◆ The task ◆
Pictures stay out, but every line of the data is copied exactly.

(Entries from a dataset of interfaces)

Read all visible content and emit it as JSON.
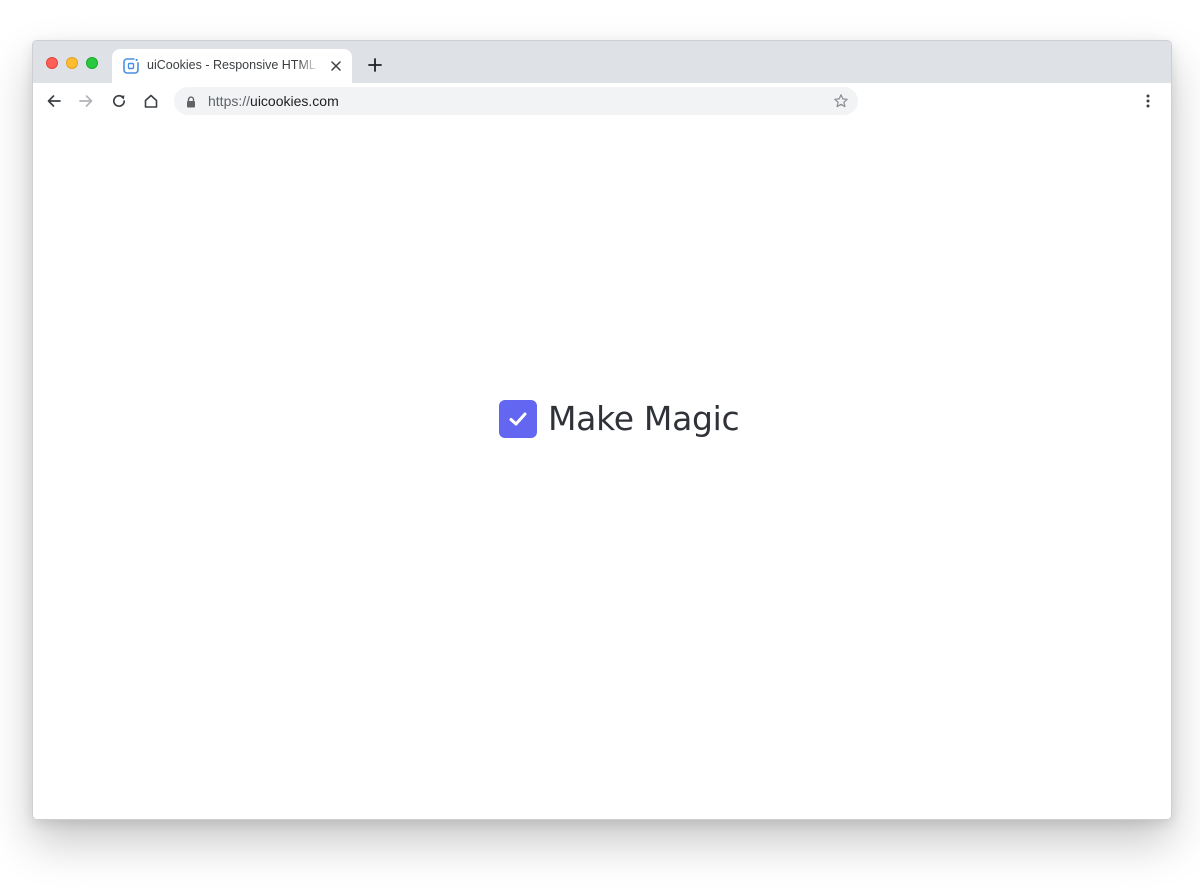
{
  "browser": {
    "tab": {
      "title": "uiCookies - Responsive HTML Templates"
    },
    "address_bar": {
      "scheme": "https://",
      "host": "uicookies.com"
    },
    "icons": {
      "window_controls": [
        "close-dot",
        "minimize-dot",
        "maximize-dot"
      ],
      "tab_favicon": "uicookies-favicon-icon",
      "tab_close": "close-icon",
      "new_tab": "plus-icon",
      "nav": [
        "back-arrow-icon",
        "forward-arrow-icon",
        "reload-icon",
        "home-icon"
      ],
      "security": "lock-icon",
      "bookmark": "star-icon",
      "menu": "kebab-menu-icon"
    },
    "colors": {
      "tabstrip": "#dee1e6",
      "omnibox": "#f1f3f4",
      "close_dot": "#ff5f57",
      "minimize_dot": "#febc2e",
      "maximize_dot": "#28c840"
    }
  },
  "page": {
    "checkbox": {
      "label": "Make Magic",
      "checked": true,
      "color": "#6366f1"
    }
  }
}
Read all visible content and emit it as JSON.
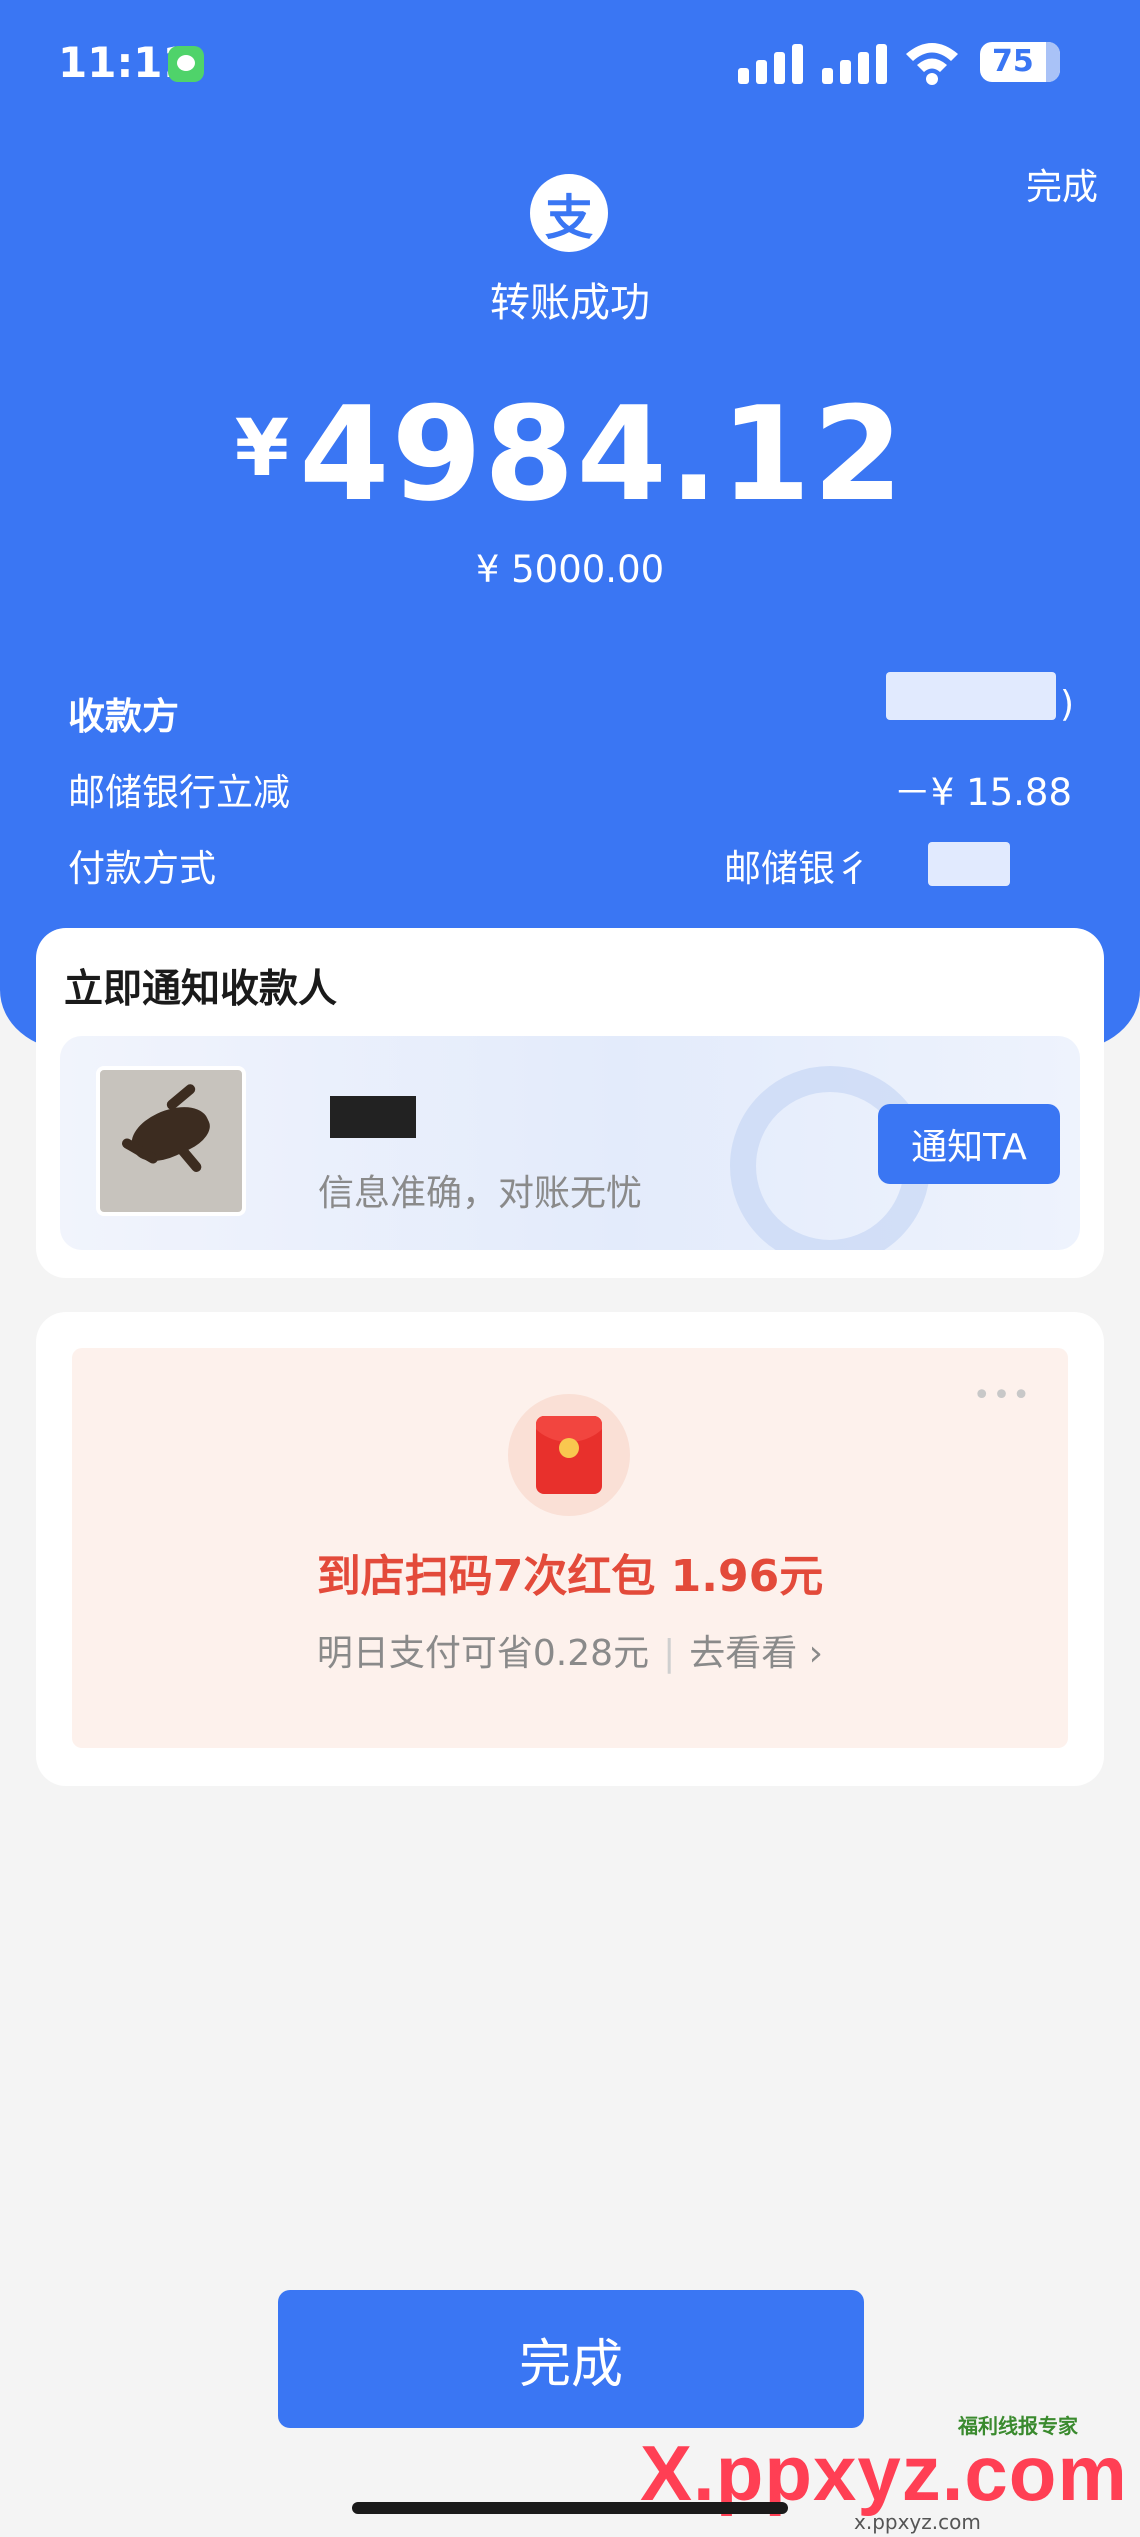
{
  "status_bar": {
    "time": "11:11",
    "battery": "75"
  },
  "header": {
    "done_label": "完成",
    "logo_glyph": "支",
    "status_text": "转账成功",
    "currency_symbol": "¥",
    "amount": "4984.12",
    "original_amount": "¥ 5000.00"
  },
  "details": {
    "payee_label": "收款方",
    "payee_value": "",
    "discount_label": "邮储银行立减",
    "discount_value": "－¥ 15.88",
    "payment_label": "付款方式",
    "payment_value": "邮储银彳"
  },
  "notify": {
    "title": "立即通知收款人",
    "subtitle": "信息准确，对账无忧",
    "button_label": "通知TA"
  },
  "promo": {
    "title": "到店扫码7次红包 1.96元",
    "subtitle": "明日支付可省0.28元",
    "link_label": "去看看",
    "more_icon": "•••"
  },
  "footer": {
    "done_label": "完成"
  },
  "watermark": {
    "brand": "福利线报专家",
    "site": "X.ppxyz.com",
    "site_small": "x.ppxyz.com"
  },
  "colors": {
    "primary": "#3a76f3",
    "promo_red": "#e34a3a",
    "promo_bg": "#fdf1ec"
  }
}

◆ Response to the exercise ◆
Read all visible content and emit it as JSON.
{
  "browser": {
    "tab": {
      "title": "uiCookies - Responsive HTML Templates"
    },
    "address_bar": {
      "scheme": "https://",
      "host": "uicookies.com"
    },
    "icons": {
      "window_controls": [
        "close-dot",
        "minimize-dot",
        "maximize-dot"
      ],
      "tab_favicon": "uicookies-favicon-icon",
      "tab_close": "close-icon",
      "new_tab": "plus-icon",
      "nav": [
        "back-arrow-icon",
        "forward-arrow-icon",
        "reload-icon",
        "home-icon"
      ],
      "security": "lock-icon",
      "bookmark": "star-icon",
      "menu": "kebab-menu-icon"
    },
    "colors": {
      "tabstrip": "#dee1e6",
      "omnibox": "#f1f3f4",
      "close_dot": "#ff5f57",
      "minimize_dot": "#febc2e",
      "maximize_dot": "#28c840"
    }
  },
  "page": {
    "checkbox": {
      "label": "Make Magic",
      "checked": true,
      "color": "#6366f1"
    }
  }
}
Read all visible content and emit it as JSON.
{
  "status_bar": {
    "time": "11:11",
    "battery": "75"
  },
  "header": {
    "done_label": "完成",
    "logo_glyph": "支",
    "status_text": "转账成功",
    "currency_symbol": "¥",
    "amount": "4984.12",
    "original_amount": "¥ 5000.00"
  },
  "details": {
    "payee_label": "收款方",
    "payee_value": "",
    "discount_label": "邮储银行立减",
    "discount_value": "－¥ 15.88",
    "payment_label": "付款方式",
    "payment_value": "邮储银彳"
  },
  "notify": {
    "title": "立即通知收款人",
    "subtitle": "信息准确，对账无忧",
    "button_label": "通知TA"
  },
  "promo": {
    "title": "到店扫码7次红包 1.96元",
    "subtitle": "明日支付可省0.28元",
    "link_label": "去看看",
    "more_icon": "•••"
  },
  "footer": {
    "done_label": "完成"
  },
  "watermark": {
    "brand": "福利线报专家",
    "site": "X.ppxyz.com",
    "site_small": "x.ppxyz.com"
  },
  "colors": {
    "primary": "#3a76f3",
    "promo_red": "#e34a3a",
    "promo_bg": "#fdf1ec"
  }
}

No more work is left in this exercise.